Books: Schroder

So I was reading People, and they really liked this book, gave it a great review. But when I read the description, it sounded to me like the author just took the Clark Rockefeller story and fictionalized it. You know, changed the names and "made it her own."

From what I read, Schroder is about a guy who lives under an assumed name and kidnaps his daughter after his wife gets custody. "Schroder" is the guy's real name; he's German. Well, "Clark Rockefeller" was really Christian Gerhartsreiter, also German. His true identity came out after he kidnapped his daughter because his wife had custody. So . . . Same story, right? More or less?

I'm not undercutting the author for using a sensational headline as a jumping off point. Television series do it all the time, especially the police procedurals. I was just surprised the review that so loved this book didn't bother to acknowledge the obvious parallels and likely source material. I'm sure the author is really good at putting words together or whatever (I haven't read the book, it comes out on Tuesday), but the plot isn't original to her. That's all I'm saying.

And there's nothing wrong with that, either. I write Sherlock Holmes stories, and the main characters there are certainly not original to me. But credit where it's due and all.

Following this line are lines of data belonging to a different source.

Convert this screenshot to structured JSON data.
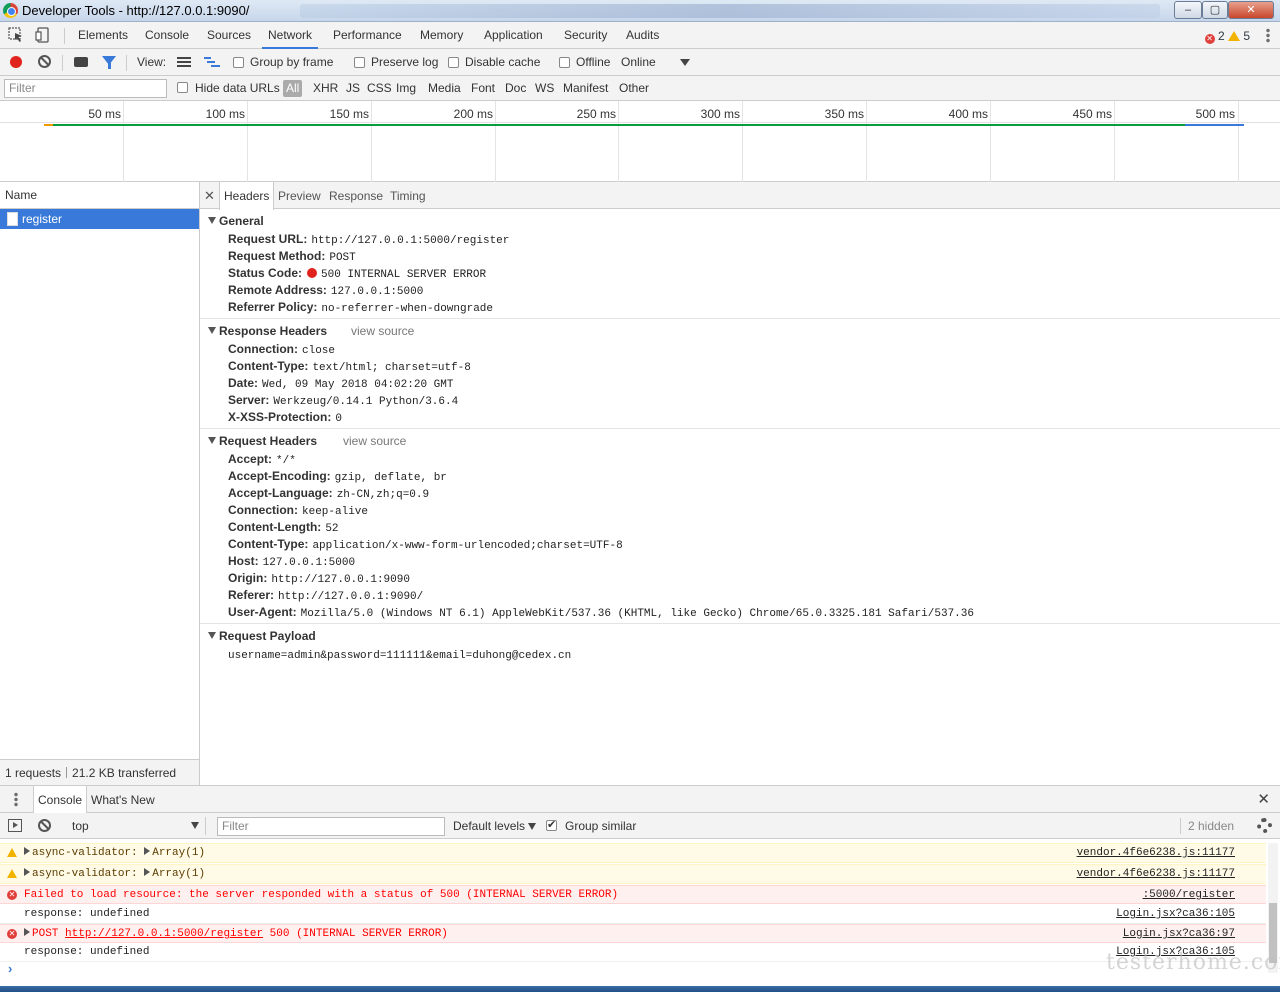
{
  "window": {
    "title": "Developer Tools - http://127.0.0.1:9090/"
  },
  "main_tabs": [
    "Elements",
    "Console",
    "Sources",
    "Network",
    "Performance",
    "Memory",
    "Application",
    "Security",
    "Audits"
  ],
  "active_tab": "Network",
  "issue_counts": {
    "errors": "2",
    "warnings": "5"
  },
  "network_toolbar": {
    "view_label": "View:",
    "group_by_frame": "Group by frame",
    "preserve_log": "Preserve log",
    "disable_cache": "Disable cache",
    "offline": "Offline",
    "throttling": "Online"
  },
  "filter_bar": {
    "placeholder": "Filter",
    "hide_data_urls": "Hide data URLs",
    "types": [
      "All",
      "XHR",
      "JS",
      "CSS",
      "Img",
      "Media",
      "Font",
      "Doc",
      "WS",
      "Manifest",
      "Other"
    ]
  },
  "timeline": {
    "ticks": [
      "50 ms",
      "100 ms",
      "150 ms",
      "200 ms",
      "250 ms",
      "300 ms",
      "350 ms",
      "400 ms",
      "450 ms",
      "500 ms"
    ]
  },
  "request_list": {
    "header": "Name",
    "items": [
      "register"
    ],
    "summary_requests": "1 requests",
    "summary_transferred": "21.2 KB transferred"
  },
  "detail_tabs": [
    "Headers",
    "Preview",
    "Response",
    "Timing"
  ],
  "general": {
    "title": "General",
    "rows": [
      {
        "key": "Request URL:",
        "value": "http://127.0.0.1:5000/register"
      },
      {
        "key": "Request Method:",
        "value": "POST"
      },
      {
        "key": "Status Code:",
        "value": "500 INTERNAL SERVER ERROR"
      },
      {
        "key": "Remote Address:",
        "value": "127.0.0.1:5000"
      },
      {
        "key": "Referrer Policy:",
        "value": "no-referrer-when-downgrade"
      }
    ]
  },
  "response_headers": {
    "title": "Response Headers",
    "view_source": "view source",
    "rows": [
      {
        "key": "Connection:",
        "value": "close"
      },
      {
        "key": "Content-Type:",
        "value": "text/html; charset=utf-8"
      },
      {
        "key": "Date:",
        "value": "Wed, 09 May 2018 04:02:20 GMT"
      },
      {
        "key": "Server:",
        "value": "Werkzeug/0.14.1 Python/3.6.4"
      },
      {
        "key": "X-XSS-Protection:",
        "value": "0"
      }
    ]
  },
  "request_headers": {
    "title": "Request Headers",
    "view_source": "view source",
    "rows": [
      {
        "key": "Accept:",
        "value": "*/*"
      },
      {
        "key": "Accept-Encoding:",
        "value": "gzip, deflate, br"
      },
      {
        "key": "Accept-Language:",
        "value": "zh-CN,zh;q=0.9"
      },
      {
        "key": "Connection:",
        "value": "keep-alive"
      },
      {
        "key": "Content-Length:",
        "value": "52"
      },
      {
        "key": "Content-Type:",
        "value": "application/x-www-form-urlencoded;charset=UTF-8"
      },
      {
        "key": "Host:",
        "value": "127.0.0.1:5000"
      },
      {
        "key": "Origin:",
        "value": "http://127.0.0.1:9090"
      },
      {
        "key": "Referer:",
        "value": "http://127.0.0.1:9090/"
      },
      {
        "key": "User-Agent:",
        "value": "Mozilla/5.0 (Windows NT 6.1) AppleWebKit/537.36 (KHTML, like Gecko) Chrome/65.0.3325.181 Safari/537.36"
      }
    ]
  },
  "request_payload": {
    "title": "Request Payload",
    "body": "username=admin&password=111111&email=duhong@cedex.cn"
  },
  "drawer": {
    "tabs": [
      "Console",
      "What's New"
    ],
    "context": "top",
    "filter_placeholder": "Filter",
    "levels": "Default levels",
    "group_similar": "Group similar",
    "hidden": "2 hidden",
    "messages": [
      {
        "level": "warn",
        "text_prefix": "async-validator:",
        "text_suffix": "Array(1)",
        "source": "vendor.4f6e6238.js:11177"
      },
      {
        "level": "warn",
        "text_prefix": "async-validator:",
        "text_suffix": "Array(1)",
        "source": "vendor.4f6e6238.js:11177"
      },
      {
        "level": "error",
        "text": "Failed to load resource: the server responded with a status of 500 (INTERNAL SERVER ERROR)",
        "source": ":5000/register"
      },
      {
        "level": "log",
        "text": "response: undefined",
        "source": "Login.jsx?ca36:105"
      },
      {
        "level": "error",
        "text_prefix": "POST",
        "link": "http://127.0.0.1:5000/register",
        "text_suffix": "500 (INTERNAL SERVER ERROR)",
        "source": "Login.jsx?ca36:97"
      },
      {
        "level": "log",
        "text": "response: undefined",
        "source": "Login.jsx?ca36:105"
      }
    ]
  },
  "watermark": "testerhome.com",
  "colors": {
    "accent": "#3879d9",
    "error": "#e0231c",
    "warning": "#f2b300"
  }
}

I might be interested in reading Schroder. Or I might just as easily go read a true account of the Clark Rockefeller/Christian Gerhartsreiter case. I suppose it would depend on whether I'm in the mood for nonfiction, or simply not-quite-fiction.

No comments: